• Does, $-\alpha$ denote, the inverse of $\alpha$ for in the book, at the definition of a vector space it's written that if $0$ is an identity element of $V$ then, $\forall \alpha$ $\exists -\alpha\in V$ such that $\alpha+(-\alpha)=0$ . The other meaning of $-\alpha$ maybe $(-x_1,...,-x_n)$ if, $\alpha=(x_1,...,x_n)$. Jul 31, 2023 at 10:13
• @user1511 Ok, so there are two $-\alpha$ 's in the story? One $-\alpha$ is the inverse of $\alpha$ and the other one is $-\alpha=(-a_1,-a_2,...,-a_n)$ where$\alpha=(a_1,...,a_n)$ ? Jul 31, 2023 at 10:17
• @ThomasFinley Yes. You may denote the additive inverse of $\alpha$ with respect to $\oplus$ as $\ominus\alpha$. In defining $c\cdot\alpha=-c\alpha$, the authors have explicitly stated that the operations on the right are the usual ones in $R^n$. So, they mean the usual inverse of $c\alpha$, not $\ominus(c\alpha)$. Jul 31, 2023 at 10:20
• But in $c.(\alpha)\oplus c.\beta=-c\alpha-(-c\beta)$ here, $-(-c\beta)$ to be interpreted as follows: In $-\color{red}{(-c\beta)}$ the $\color{red}{(-c\beta)}$ is $(-cb_1,...,-cb_n)$ and then $-(-c\beta)$ as again, $(cb_1,cb_2,...,cb_n)$ ,right? Jul 31, 2023 at 10:25

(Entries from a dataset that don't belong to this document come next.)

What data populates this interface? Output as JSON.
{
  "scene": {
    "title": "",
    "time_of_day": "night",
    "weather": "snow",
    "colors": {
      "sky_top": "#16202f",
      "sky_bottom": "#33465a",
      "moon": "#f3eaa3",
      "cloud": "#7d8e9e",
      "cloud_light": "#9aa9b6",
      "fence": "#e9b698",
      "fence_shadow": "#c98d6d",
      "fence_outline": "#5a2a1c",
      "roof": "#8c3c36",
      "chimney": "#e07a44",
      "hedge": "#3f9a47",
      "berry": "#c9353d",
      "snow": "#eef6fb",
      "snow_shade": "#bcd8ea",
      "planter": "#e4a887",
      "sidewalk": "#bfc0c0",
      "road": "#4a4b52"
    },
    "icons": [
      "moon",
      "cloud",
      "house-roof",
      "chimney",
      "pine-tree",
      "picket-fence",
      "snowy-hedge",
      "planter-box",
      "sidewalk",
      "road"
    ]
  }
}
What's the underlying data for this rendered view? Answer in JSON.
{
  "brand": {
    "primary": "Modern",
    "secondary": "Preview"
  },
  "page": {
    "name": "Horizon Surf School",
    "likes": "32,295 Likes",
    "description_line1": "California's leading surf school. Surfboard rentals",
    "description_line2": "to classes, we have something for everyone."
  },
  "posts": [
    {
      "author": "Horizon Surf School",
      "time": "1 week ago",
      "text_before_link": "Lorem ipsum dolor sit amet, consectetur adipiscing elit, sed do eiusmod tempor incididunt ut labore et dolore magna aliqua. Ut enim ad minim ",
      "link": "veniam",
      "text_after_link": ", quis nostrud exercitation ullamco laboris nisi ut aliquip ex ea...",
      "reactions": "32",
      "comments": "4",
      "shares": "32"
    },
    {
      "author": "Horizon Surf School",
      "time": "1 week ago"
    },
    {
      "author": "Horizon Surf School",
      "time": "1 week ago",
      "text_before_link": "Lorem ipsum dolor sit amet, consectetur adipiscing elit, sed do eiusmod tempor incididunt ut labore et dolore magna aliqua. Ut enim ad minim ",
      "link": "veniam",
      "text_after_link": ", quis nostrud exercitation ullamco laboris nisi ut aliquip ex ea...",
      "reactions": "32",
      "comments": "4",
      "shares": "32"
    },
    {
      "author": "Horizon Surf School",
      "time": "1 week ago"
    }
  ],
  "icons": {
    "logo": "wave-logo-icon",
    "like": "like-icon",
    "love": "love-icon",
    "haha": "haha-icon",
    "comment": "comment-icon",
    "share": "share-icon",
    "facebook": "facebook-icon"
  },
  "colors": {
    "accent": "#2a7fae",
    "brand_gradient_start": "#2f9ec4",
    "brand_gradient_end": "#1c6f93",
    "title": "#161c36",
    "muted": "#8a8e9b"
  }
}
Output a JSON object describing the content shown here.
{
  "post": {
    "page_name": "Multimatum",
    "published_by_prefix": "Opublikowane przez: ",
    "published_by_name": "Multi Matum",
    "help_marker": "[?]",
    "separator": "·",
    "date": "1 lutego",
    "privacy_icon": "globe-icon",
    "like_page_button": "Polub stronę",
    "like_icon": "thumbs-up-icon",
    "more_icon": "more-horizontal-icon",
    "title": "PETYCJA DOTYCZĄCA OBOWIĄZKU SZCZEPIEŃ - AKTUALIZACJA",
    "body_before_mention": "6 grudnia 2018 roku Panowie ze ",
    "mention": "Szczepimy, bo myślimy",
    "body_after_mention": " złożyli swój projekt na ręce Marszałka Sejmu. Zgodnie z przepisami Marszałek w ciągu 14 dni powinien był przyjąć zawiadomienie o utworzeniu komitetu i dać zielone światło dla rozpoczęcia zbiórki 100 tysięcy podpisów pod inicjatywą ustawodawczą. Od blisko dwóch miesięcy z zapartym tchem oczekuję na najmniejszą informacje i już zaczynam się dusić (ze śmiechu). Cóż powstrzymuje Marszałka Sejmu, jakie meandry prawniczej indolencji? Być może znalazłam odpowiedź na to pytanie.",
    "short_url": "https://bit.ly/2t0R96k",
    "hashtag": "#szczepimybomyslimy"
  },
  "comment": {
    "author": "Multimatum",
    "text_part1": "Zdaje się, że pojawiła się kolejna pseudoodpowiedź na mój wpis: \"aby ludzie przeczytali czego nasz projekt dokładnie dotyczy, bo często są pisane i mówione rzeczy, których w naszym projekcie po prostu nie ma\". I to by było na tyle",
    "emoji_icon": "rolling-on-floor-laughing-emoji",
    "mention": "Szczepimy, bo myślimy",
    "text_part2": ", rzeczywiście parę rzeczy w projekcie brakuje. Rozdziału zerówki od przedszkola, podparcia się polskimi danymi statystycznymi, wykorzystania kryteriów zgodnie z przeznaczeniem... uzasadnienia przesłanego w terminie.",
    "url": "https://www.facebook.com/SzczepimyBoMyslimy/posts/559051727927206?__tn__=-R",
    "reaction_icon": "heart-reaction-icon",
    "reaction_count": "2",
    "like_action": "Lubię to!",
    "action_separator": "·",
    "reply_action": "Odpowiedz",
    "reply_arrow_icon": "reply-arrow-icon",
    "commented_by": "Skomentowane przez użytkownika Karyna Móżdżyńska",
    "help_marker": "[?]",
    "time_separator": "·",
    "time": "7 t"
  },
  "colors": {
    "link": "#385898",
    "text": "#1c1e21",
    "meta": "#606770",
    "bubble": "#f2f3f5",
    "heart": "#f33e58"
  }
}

My feeling is that you're overthinking matters.

Assuming $$R$$ denotes the real numbers, then we answer your questions in turn:

• $$R^n$$ indeed refers to the collection of $$n$$-tuples of real numbers, i.e. $$R^n := \{ (x_1,\cdots,x_n) \mid x_1,\cdots,x_n \in R \}$$ (I like to adopt the shorthand $$(x_i)_{i=1}^n$$ for $$(x_1,\cdots,x_n)$$, and will continue using it from here on out.)

• We define several standard operations on it: given that $$c \in R$$ and $$x,y \in R^n$$, with $$x := (x_i)_{i=1}^n, y := (y_i)_{i=1}^n$$, we have $$x+y := (x_i+y_i)_{i=1}^n \qquad cx := (cx_i)_{i=1}^n$$ One may deduce in turn that $$x-y = x+(-y) = (x_i - y_i)_{i=1}^n$$ and $$-cx = (-cx_i)_{i=1}^n$$

I also feel the need to note that these are discussed in Example $$1$$ of Section $$2.1$$ of your textbook (on page $$29$$). (Note that the real numbers form a field. The addition and field multiplication used there are those inherited from the field in question.)

• I have edited my post. Mind taking a look at it? Jul 31, 2023 at 8:16